Technology key to addressing impact of inflation
By Adam FreillConstruction Software
Inflationary pressure on labour and supply chain costs impacting North American construction, but technology can help.
The effects of heightened inflation are being felt by contractors in North America, although use of technology aligns with improved project certainty, reports construction capital project management software developer InEight in its third annual Global Capital Projects Outlook report.
The report draws insights from research conducted with 300 of the world’s largest capital project owners and contractor construction professionals across North America, Europe and APAC. Eighty per cent of respondents in North America report experiencing inflationary pressure on employee and contractor pay, while a further 80 per cent cite experiencing cost inflation in the supply chain. The impacts of inflation are evident across scope, cost, schedule, collaboration and workmanship, with delays in the supply chain also having an effect.
The construction industry continues to face challenges around effectively leveraging project funding, say the report authors, who point out that North America is falling behind its peers when it comes to project certainty. Only 42 per cent of North American projects stayed on time and 38 per cent within budget, compared to 47 per cent and 45 per cent globally.

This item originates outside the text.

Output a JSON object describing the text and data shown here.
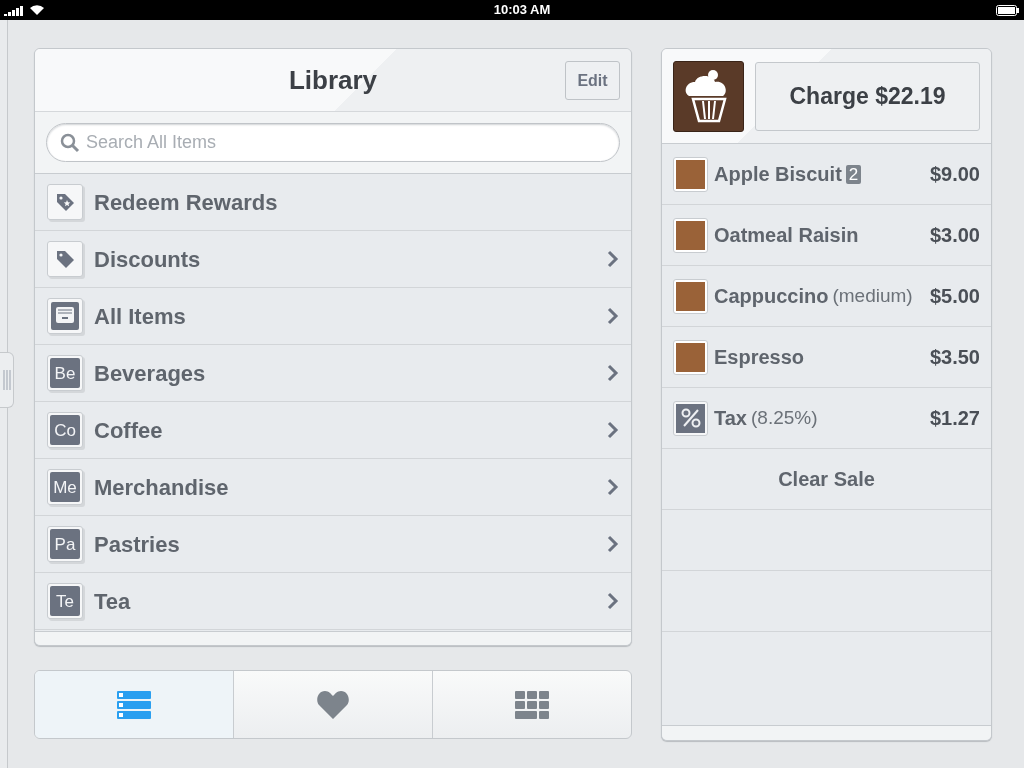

Several findings in the report point to a somewhat slower uptake of digital technologies in North America compared to their global peers. For example, North America is the only region where non-standardized systems and processes that create inefficiencies are still among the three biggest barriers to project certainty (51 per cent versus a global average of 46 per cent). Similarly, industry benchmarks and historic project data are only being used to improve project certainty 45 per cent of the time in North America, trailing the global average of 47 per cent and 48 per cent, respectively.
“Although inflationary pressures are beginning to moderate, the last couple of years have shown how essential it is for all stakeholders to work together to identify and mitigate risks at an early stage,” stated Jake Macholtz, CEO of InEight. “Technology plays a leading role in this, helping to retire the old ways of rigid risk allocations, roles and responsibilities towards better stakeholder communication, connected data and informed decision making.”
The North American construction organizations that are using connected data say they can more astutely identify risk and balance the tradeoffs between scope, cost, and schedule. Forty-six per cent of respondents say it improves risk management, while a third say it reduces cost overruns, leads to fewer scope changes and schedule overruns. It also has a markedly positive impact on employee productivity, according to 47 per cent of respondents.
Construction organizations who complete projects within schedule over 80 per cent of the time are the most likely to use industry benchmarks (66 per cent) and historic project data (69 per cent). Conversely, those who run over budget or over schedule 80 per cent of the time were the least likely to use them.
“Those organizations that have remained committed to achieving technology sophistication are reaping the benefits, both for themselves and their clients and the results set out a strong case for all construction organizations to follow suit,” adds Macholtz.
Globally, the use of connected data varies by company size with those with the fewest capital projects most likely to report using industry benchmarks (52 per cent) and historic project data (51 per cent) while the largest portfolios are the least likely (43 per cent for benchmarks, 46 per cent for historic project data), possibly due to the greater complexity of integrating new technology software and managing greater volumes of data.
Many respondents say their organizations are using technology to understand and engage with the big picture operating environment. Globally, the use of project management or project controls software is most popular (58 per cent), while many organizations also use artificial intelligence and machine learning (50 per cent), risk-adjusted project planning software (47 per cent) and connected worksite communication (47 per cent).
“Only once we understand how the big picture impacts the fine details of a project, and how those fine details all interact with each other, can we fully optimize project decision making to drive predictable project outcomes and support long-term growth,” explained InEight’s CEO.
Despite a challenging operating environment, optimism has remained high for a third year in a row with digital technologies, economic growth/recovery, and data collection, analytics and insights identified as key areas of growth. Construction and capital project spending levels continue to trend upwards, with 83 per cent in North America reporting an increase, slightly trailing the global average at 86 per cent.
This positivity is somewhat tempered by a significant rise in concerns over labour challenges. Concerns over staff and skills shortages were identified as a risk to growth by 40 per cent. Yet, even with an intensifying skills shortage, along with disruption caused by cost inflation and supply chain delays, industry confidence remains high this year, with 93 per cent feeling somewhat or very resilient.